▸ **ASSIGNMENT**
The required output holds only the lines from the one containing "Extract the structured" through the end of the material below, copied exactly, please, with no pictures.

□ □ □ □ □

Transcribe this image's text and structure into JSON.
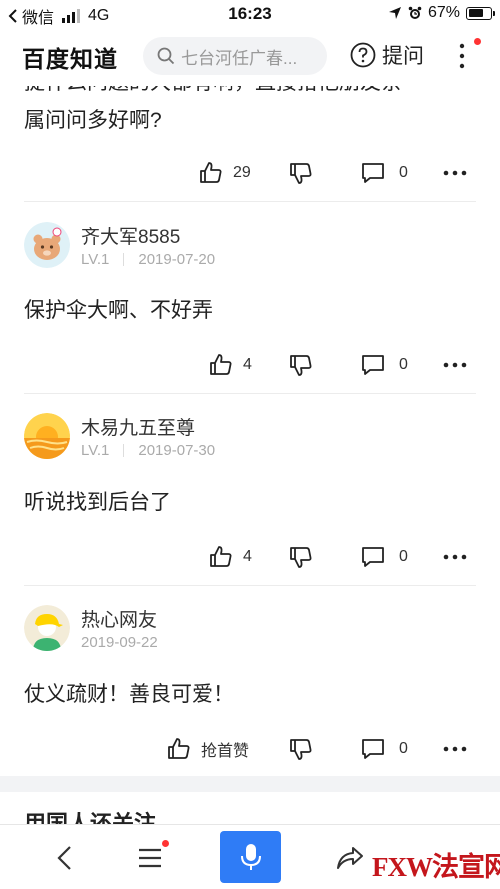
{
  "status_bar": {
    "app": "微信",
    "network": "4G",
    "time": "16:23",
    "battery": "67%",
    "battery_level": 0.67
  },
  "header": {
    "logo": "百度知道",
    "search_placeholder": "七台河任广春...",
    "ask_label": "提问"
  },
  "question_tail": {
    "text_line1": "捉什么问题的大都有啊，直接拾他朋友亲",
    "text_line2": "属问问多好啊?",
    "likes": "29",
    "comments": "0"
  },
  "answers": [
    {
      "name": "齐大军8585",
      "level": "LV.1",
      "date": "2019-07-20",
      "text": "保护伞大啊、不好弄",
      "likes": "4",
      "comments": "0"
    },
    {
      "name": "木易九五至尊",
      "level": "LV.1",
      "date": "2019-07-30",
      "text": "听说找到后台了",
      "likes": "4",
      "comments": "0"
    },
    {
      "name": "热心网友",
      "date": "2019-09-22",
      "text": "仗义疏财！善良可爱！",
      "likes": "抢首赞",
      "comments": "0"
    }
  ],
  "next_section_title": "用国人还关注",
  "watermark": "FXW法宣网",
  "colors": {
    "accent_blue": "#2f7cf6",
    "notification_red": "#ff3333",
    "watermark_red": "#c4161c"
  },
  "icons": [
    "location-icon",
    "alarm-icon",
    "battery-icon",
    "search-icon",
    "question-circle-icon",
    "more-vertical-icon",
    "thumbs-up-icon",
    "thumbs-down-icon",
    "comment-icon",
    "more-horizontal-icon",
    "back-icon",
    "menu-icon",
    "mic-icon",
    "share-icon"
  ]
}
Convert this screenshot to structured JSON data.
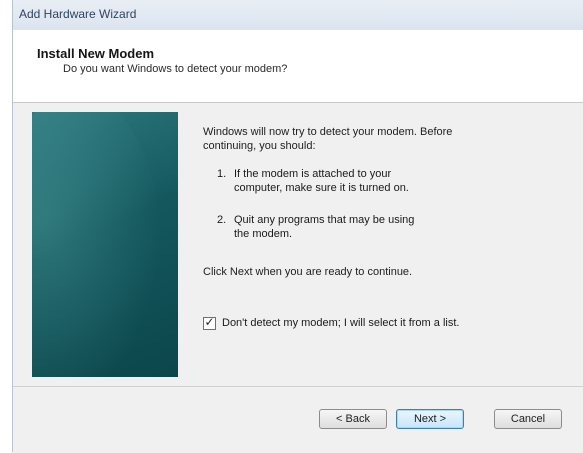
{
  "window": {
    "title": "Add Hardware Wizard"
  },
  "header": {
    "heading": "Install New Modem",
    "subheading": "Do you want Windows to detect your modem?"
  },
  "body": {
    "intro": "Windows will now try to detect your modem. Before continuing, you should:",
    "steps": [
      {
        "number": "1.",
        "text": "If the modem is attached to your computer, make sure it is turned on."
      },
      {
        "number": "2.",
        "text": "Quit any programs that may be using the modem."
      }
    ],
    "instruction": "Click Next when you are ready to continue.",
    "checkbox": {
      "label": "Don't detect my modem; I will select it from a list.",
      "checked": true,
      "mark": "✓"
    }
  },
  "buttons": {
    "back": "< Back",
    "next": "Next >",
    "cancel": "Cancel"
  },
  "colors": {
    "side_panel": "#14585e",
    "title_text": "#30435f",
    "default_button_border": "#3c7fb1"
  }
}
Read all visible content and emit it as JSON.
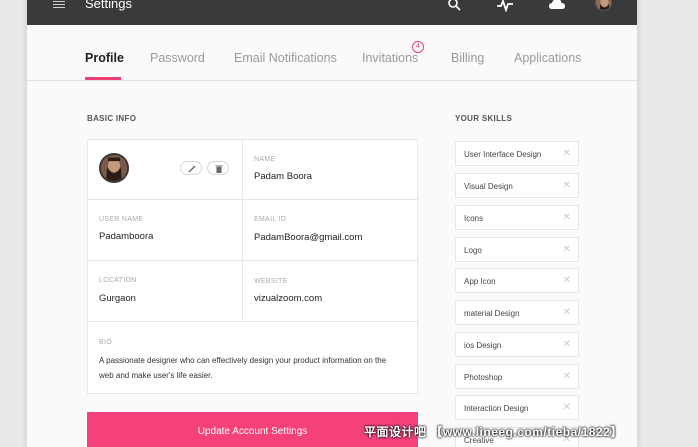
{
  "topbar": {
    "title": "Settings",
    "icons": [
      "menu-icon",
      "search-icon",
      "pulse-icon",
      "cloud-icon",
      "avatar"
    ]
  },
  "tabs": [
    {
      "label": "Profile",
      "active": true
    },
    {
      "label": "Password"
    },
    {
      "label": "Email Notifications"
    },
    {
      "label": "Invitations",
      "badge": "4"
    },
    {
      "label": "Billing"
    },
    {
      "label": "Applications"
    }
  ],
  "basic_info": {
    "heading": "BASIC INFO",
    "name_label": "NAME",
    "name": "Padam Boora",
    "username_label": "USER NAME",
    "username": "Padamboora",
    "email_label": "EMAIL ID",
    "email": "PadamBoora@gmail.com",
    "location_label": "LOCATION",
    "location": "Gurgaon",
    "website_label": "WEBSITE",
    "website": "vizualzoom.com",
    "bio_label": "BIO",
    "bio": "A passionate designer who can effectively design your product information on the web and make user's life easier."
  },
  "update_button": "Update Account Settings",
  "skills": {
    "heading": "YOUR SKILLS",
    "items": [
      "User Interface Design",
      "Visual Design",
      "Icons",
      "Logo",
      "App Icon",
      "material Design",
      "ios Design",
      "Photoshop",
      "Interaction Design",
      "Creative"
    ],
    "remove_symbol": "✕"
  },
  "watermark": "平面设计吧 【www.lineeg.com/tieba/1822】",
  "colors": {
    "topbar": "#3a3a3a",
    "accent": "#ee3f72",
    "button": "#f5417a"
  }
}
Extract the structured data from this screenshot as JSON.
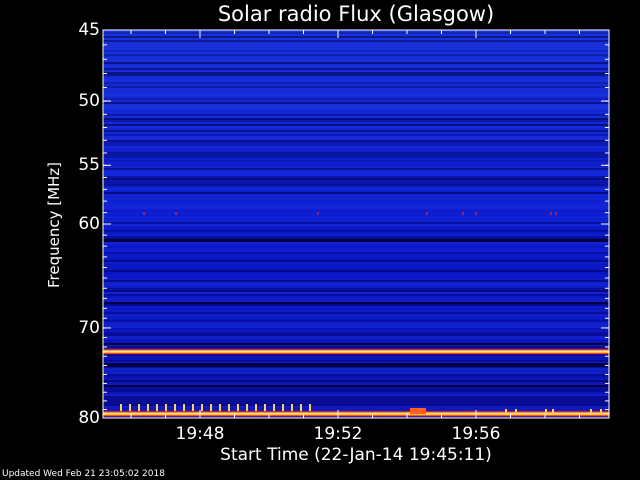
{
  "chart_data": {
    "type": "heatmap",
    "title": "Solar radio Flux (Glasgow)",
    "xlabel": "Start Time (22-Jan-14 19:45:11)",
    "ylabel": "Frequency [MHz]",
    "x_ticks": [
      "19:48",
      "19:52",
      "19:56"
    ],
    "y_ticks": [
      45,
      50,
      55,
      60,
      70,
      80
    ],
    "ylim": [
      80,
      45
    ],
    "y_scale": "log",
    "colors": {
      "background": "#0a17c9",
      "low": "#000040",
      "high": "#ffb040",
      "band": "#ff3000"
    },
    "features": [
      {
        "label": "intense emission band",
        "frequency": 72.5
      },
      {
        "label": "intense emission band",
        "frequency": 79.5
      }
    ]
  },
  "footer": {
    "updated": "Updated Wed Feb 21 23:05:02 2018"
  }
}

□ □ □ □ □

▸ **SOLUTION FOR THIS TASK**
Extract the structured data from this screenshot as JSON.
{
  "chart_data": {
    "type": "heatmap",
    "title": "Solar radio Flux (Glasgow)",
    "xlabel": "Start Time (22-Jan-14 19:45:11)",
    "ylabel": "Frequency [MHz]",
    "x_ticks": [
      "19:48",
      "19:52",
      "19:56"
    ],
    "y_ticks": [
      45,
      50,
      55,
      60,
      70,
      80
    ],
    "ylim": [
      80,
      45
    ],
    "y_scale": "log",
    "colors": {
      "background": "#0a17c9",
      "low": "#000040",
      "high": "#ffb040",
      "band": "#ff3000"
    },
    "features": [
      {
        "label": "intense emission band",
        "frequency": 72.5
      },
      {
        "label": "intense emission band",
        "frequency": 79.5
      }
    ]
  },
  "footer": {
    "updated": "Updated Wed Feb 21 23:05:02 2018"
  }
}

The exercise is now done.